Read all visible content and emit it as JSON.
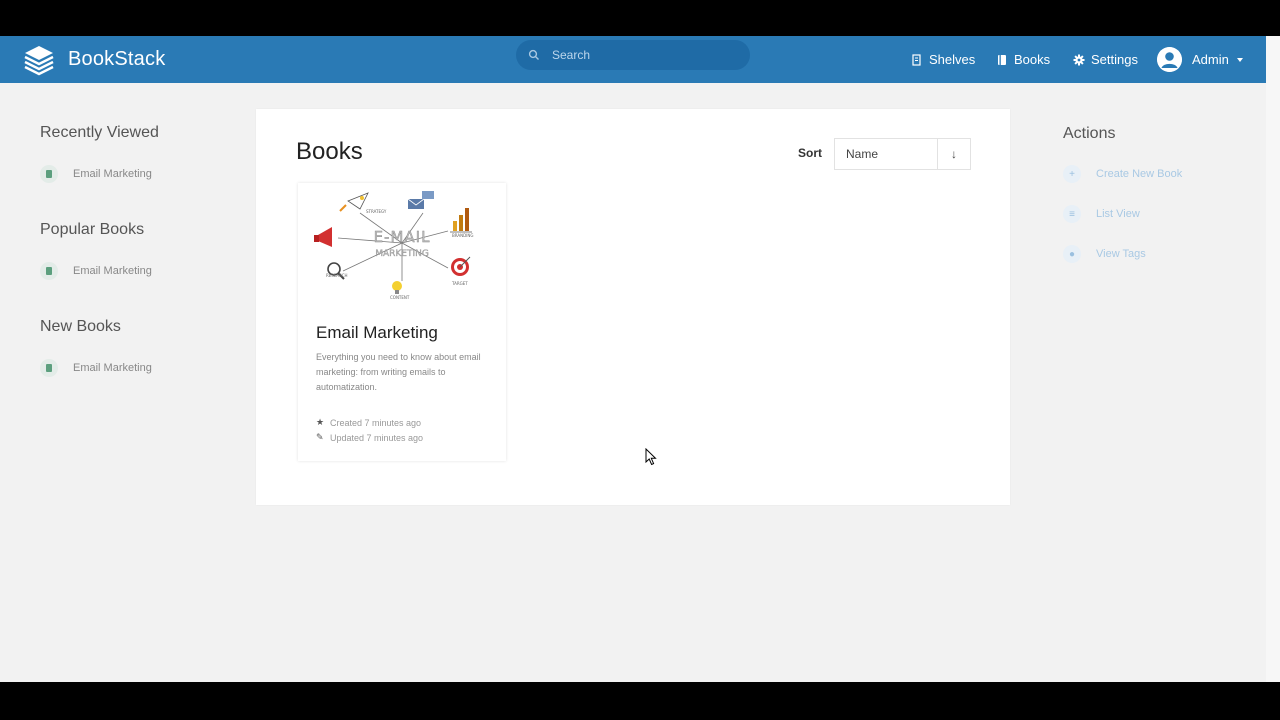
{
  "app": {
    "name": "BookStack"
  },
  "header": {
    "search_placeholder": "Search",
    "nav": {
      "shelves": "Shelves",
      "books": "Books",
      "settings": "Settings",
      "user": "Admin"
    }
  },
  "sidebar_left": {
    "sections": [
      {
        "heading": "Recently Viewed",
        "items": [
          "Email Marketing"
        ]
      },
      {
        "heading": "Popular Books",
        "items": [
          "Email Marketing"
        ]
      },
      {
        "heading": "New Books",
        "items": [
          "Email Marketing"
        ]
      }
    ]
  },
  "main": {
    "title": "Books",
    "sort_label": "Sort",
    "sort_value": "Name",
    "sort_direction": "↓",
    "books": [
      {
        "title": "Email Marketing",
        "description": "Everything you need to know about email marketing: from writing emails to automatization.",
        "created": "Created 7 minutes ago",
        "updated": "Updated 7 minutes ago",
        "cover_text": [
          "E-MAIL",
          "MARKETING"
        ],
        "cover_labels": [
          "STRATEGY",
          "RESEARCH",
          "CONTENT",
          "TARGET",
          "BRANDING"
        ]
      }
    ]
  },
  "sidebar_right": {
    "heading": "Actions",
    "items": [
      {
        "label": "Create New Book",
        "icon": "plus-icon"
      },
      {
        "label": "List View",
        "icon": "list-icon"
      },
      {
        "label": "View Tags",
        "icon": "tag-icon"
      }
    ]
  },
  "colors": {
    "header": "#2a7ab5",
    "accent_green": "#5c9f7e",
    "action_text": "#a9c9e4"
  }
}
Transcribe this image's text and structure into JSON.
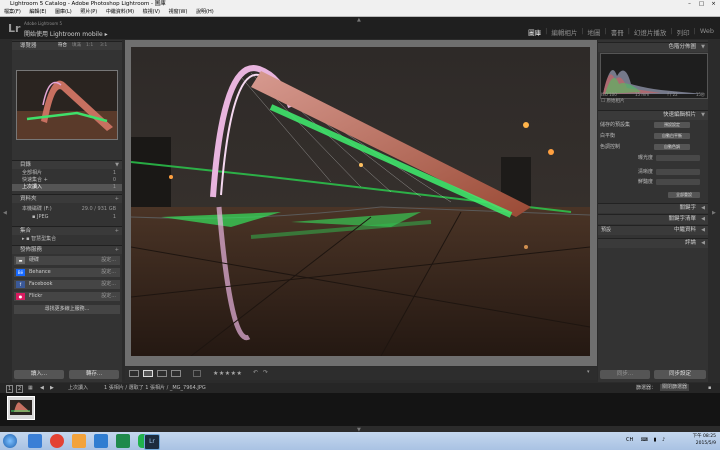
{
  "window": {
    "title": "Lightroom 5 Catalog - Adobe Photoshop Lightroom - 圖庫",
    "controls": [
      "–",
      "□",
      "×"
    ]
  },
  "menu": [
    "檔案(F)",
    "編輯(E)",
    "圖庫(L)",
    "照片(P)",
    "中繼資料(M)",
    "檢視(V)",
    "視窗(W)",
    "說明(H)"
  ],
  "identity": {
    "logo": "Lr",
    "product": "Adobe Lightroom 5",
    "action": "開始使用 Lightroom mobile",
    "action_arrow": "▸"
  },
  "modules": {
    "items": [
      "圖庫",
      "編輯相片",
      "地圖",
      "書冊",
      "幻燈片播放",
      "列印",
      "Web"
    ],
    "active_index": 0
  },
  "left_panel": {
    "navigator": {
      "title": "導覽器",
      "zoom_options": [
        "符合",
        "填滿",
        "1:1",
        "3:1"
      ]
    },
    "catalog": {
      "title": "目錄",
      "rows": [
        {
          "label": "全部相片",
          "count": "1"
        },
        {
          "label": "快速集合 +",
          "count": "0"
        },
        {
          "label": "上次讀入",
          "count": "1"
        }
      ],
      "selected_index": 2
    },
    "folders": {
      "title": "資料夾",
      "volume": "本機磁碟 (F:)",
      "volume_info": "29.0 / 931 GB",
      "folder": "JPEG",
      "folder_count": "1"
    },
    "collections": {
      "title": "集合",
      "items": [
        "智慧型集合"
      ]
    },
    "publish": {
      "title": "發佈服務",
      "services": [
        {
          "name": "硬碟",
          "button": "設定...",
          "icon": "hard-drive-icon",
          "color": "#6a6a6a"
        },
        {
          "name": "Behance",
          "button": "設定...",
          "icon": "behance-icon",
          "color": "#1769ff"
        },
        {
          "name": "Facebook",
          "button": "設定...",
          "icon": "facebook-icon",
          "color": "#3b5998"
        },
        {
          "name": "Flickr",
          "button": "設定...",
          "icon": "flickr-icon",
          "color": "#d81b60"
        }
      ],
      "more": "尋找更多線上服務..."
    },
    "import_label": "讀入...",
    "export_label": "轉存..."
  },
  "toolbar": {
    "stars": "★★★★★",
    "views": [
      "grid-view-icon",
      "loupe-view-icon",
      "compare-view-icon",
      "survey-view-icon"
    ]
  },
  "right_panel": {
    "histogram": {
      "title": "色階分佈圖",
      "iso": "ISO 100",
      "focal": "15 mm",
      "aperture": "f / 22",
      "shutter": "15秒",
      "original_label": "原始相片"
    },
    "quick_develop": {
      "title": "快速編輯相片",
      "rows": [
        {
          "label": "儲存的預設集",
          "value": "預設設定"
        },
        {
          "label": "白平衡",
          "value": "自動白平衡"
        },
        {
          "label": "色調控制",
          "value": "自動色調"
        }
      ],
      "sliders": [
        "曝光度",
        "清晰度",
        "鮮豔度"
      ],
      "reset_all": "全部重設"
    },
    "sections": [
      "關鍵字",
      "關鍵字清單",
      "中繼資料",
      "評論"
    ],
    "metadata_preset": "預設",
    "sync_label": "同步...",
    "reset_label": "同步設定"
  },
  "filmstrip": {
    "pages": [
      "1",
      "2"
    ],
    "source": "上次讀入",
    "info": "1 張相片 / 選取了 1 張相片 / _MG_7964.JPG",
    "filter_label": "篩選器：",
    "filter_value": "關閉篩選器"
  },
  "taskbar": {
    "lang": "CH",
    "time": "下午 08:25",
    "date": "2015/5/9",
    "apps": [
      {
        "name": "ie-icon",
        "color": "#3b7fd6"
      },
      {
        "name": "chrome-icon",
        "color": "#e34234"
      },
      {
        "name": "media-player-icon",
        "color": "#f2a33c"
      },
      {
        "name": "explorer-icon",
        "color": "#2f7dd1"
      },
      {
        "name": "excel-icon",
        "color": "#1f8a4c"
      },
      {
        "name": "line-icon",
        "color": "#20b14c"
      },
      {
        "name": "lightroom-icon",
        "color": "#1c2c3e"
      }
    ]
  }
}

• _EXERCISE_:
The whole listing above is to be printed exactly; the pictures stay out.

• _TASK OUTPUT_:
Read all visible content and emit it as JSON.
{
  "app": {
    "name": "BookStack"
  },
  "header": {
    "search_placeholder": "Search",
    "nav": {
      "shelves": "Shelves",
      "books": "Books",
      "settings": "Settings",
      "user": "Admin"
    }
  },
  "sidebar_left": {
    "sections": [
      {
        "heading": "Recently Viewed",
        "items": [
          "Email Marketing"
        ]
      },
      {
        "heading": "Popular Books",
        "items": [
          "Email Marketing"
        ]
      },
      {
        "heading": "New Books",
        "items": [
          "Email Marketing"
        ]
      }
    ]
  },
  "main": {
    "title": "Books",
    "sort_label": "Sort",
    "sort_value": "Name",
    "sort_direction": "↓",
    "books": [
      {
        "title": "Email Marketing",
        "description": "Everything you need to know about email marketing: from writing emails to automatization.",
        "created": "Created 7 minutes ago",
        "updated": "Updated 7 minutes ago",
        "cover_text": [
          "E-MAIL",
          "MARKETING"
        ],
        "cover_labels": [
          "STRATEGY",
          "RESEARCH",
          "CONTENT",
          "TARGET",
          "BRANDING"
        ]
      }
    ]
  },
  "sidebar_right": {
    "heading": "Actions",
    "items": [
      {
        "label": "Create New Book",
        "icon": "plus-icon"
      },
      {
        "label": "List View",
        "icon": "list-icon"
      },
      {
        "label": "View Tags",
        "icon": "tag-icon"
      }
    ]
  },
  "colors": {
    "header": "#2a7ab5",
    "accent_green": "#5c9f7e",
    "action_text": "#a9c9e4"
  }
}
Transcribe this image's text and structure into JSON.
{
  "window": {
    "title": "Lightroom 5 Catalog - Adobe Photoshop Lightroom - 圖庫",
    "controls": [
      "–",
      "□",
      "×"
    ]
  },
  "menu": [
    "檔案(F)",
    "編輯(E)",
    "圖庫(L)",
    "照片(P)",
    "中繼資料(M)",
    "檢視(V)",
    "視窗(W)",
    "說明(H)"
  ],
  "identity": {
    "logo": "Lr",
    "product": "Adobe Lightroom 5",
    "action": "開始使用 Lightroom mobile",
    "action_arrow": "▸"
  },
  "modules": {
    "items": [
      "圖庫",
      "編輯相片",
      "地圖",
      "書冊",
      "幻燈片播放",
      "列印",
      "Web"
    ],
    "active_index": 0
  },
  "left_panel": {
    "navigator": {
      "title": "導覽器",
      "zoom_options": [
        "符合",
        "填滿",
        "1:1",
        "3:1"
      ]
    },
    "catalog": {
      "title": "目錄",
      "rows": [
        {
          "label": "全部相片",
          "count": "1"
        },
        {
          "label": "快速集合 +",
          "count": "0"
        },
        {
          "label": "上次讀入",
          "count": "1"
        }
      ],
      "selected_index": 2
    },
    "folders": {
      "title": "資料夾",
      "volume": "本機磁碟 (F:)",
      "volume_info": "29.0 / 931 GB",
      "folder": "JPEG",
      "folder_count": "1"
    },
    "collections": {
      "title": "集合",
      "items": [
        "智慧型集合"
      ]
    },
    "publish": {
      "title": "發佈服務",
      "services": [
        {
          "name": "硬碟",
          "button": "設定...",
          "icon": "hard-drive-icon",
          "color": "#6a6a6a"
        },
        {
          "name": "Behance",
          "button": "設定...",
          "icon": "behance-icon",
          "color": "#1769ff"
        },
        {
          "name": "Facebook",
          "button": "設定...",
          "icon": "facebook-icon",
          "color": "#3b5998"
        },
        {
          "name": "Flickr",
          "button": "設定...",
          "icon": "flickr-icon",
          "color": "#d81b60"
        }
      ],
      "more": "尋找更多線上服務..."
    },
    "import_label": "讀入...",
    "export_label": "轉存..."
  },
  "toolbar": {
    "stars": "★★★★★",
    "views": [
      "grid-view-icon",
      "loupe-view-icon",
      "compare-view-icon",
      "survey-view-icon"
    ]
  },
  "right_panel": {
    "histogram": {
      "title": "色階分佈圖",
      "iso": "ISO 100",
      "focal": "15 mm",
      "aperture": "f / 22",
      "shutter": "15秒",
      "original_label": "原始相片"
    },
    "quick_develop": {
      "title": "快速編輯相片",
      "rows": [
        {
          "label": "儲存的預設集",
          "value": "預設設定"
        },
        {
          "label": "白平衡",
          "value": "自動白平衡"
        },
        {
          "label": "色調控制",
          "value": "自動色調"
        }
      ],
      "sliders": [
        "曝光度",
        "清晰度",
        "鮮豔度"
      ],
      "reset_all": "全部重設"
    },
    "sections": [
      "關鍵字",
      "關鍵字清單",
      "中繼資料",
      "評論"
    ],
    "metadata_preset": "預設",
    "sync_label": "同步...",
    "reset_label": "同步設定"
  },
  "filmstrip": {
    "pages": [
      "1",
      "2"
    ],
    "source": "上次讀入",
    "info": "1 張相片 / 選取了 1 張相片 / _MG_7964.JPG",
    "filter_label": "篩選器：",
    "filter_value": "關閉篩選器"
  },
  "taskbar": {
    "lang": "CH",
    "time": "下午 08:25",
    "date": "2015/5/9",
    "apps": [
      {
        "name": "ie-icon",
        "color": "#3b7fd6"
      },
      {
        "name": "chrome-icon",
        "color": "#e34234"
      },
      {
        "name": "media-player-icon",
        "color": "#f2a33c"
      },
      {
        "name": "explorer-icon",
        "color": "#2f7dd1"
      },
      {
        "name": "excel-icon",
        "color": "#1f8a4c"
      },
      {
        "name": "line-icon",
        "color": "#20b14c"
      },
      {
        "name": "lightroom-icon",
        "color": "#1c2c3e"
      }
    ]
  }
}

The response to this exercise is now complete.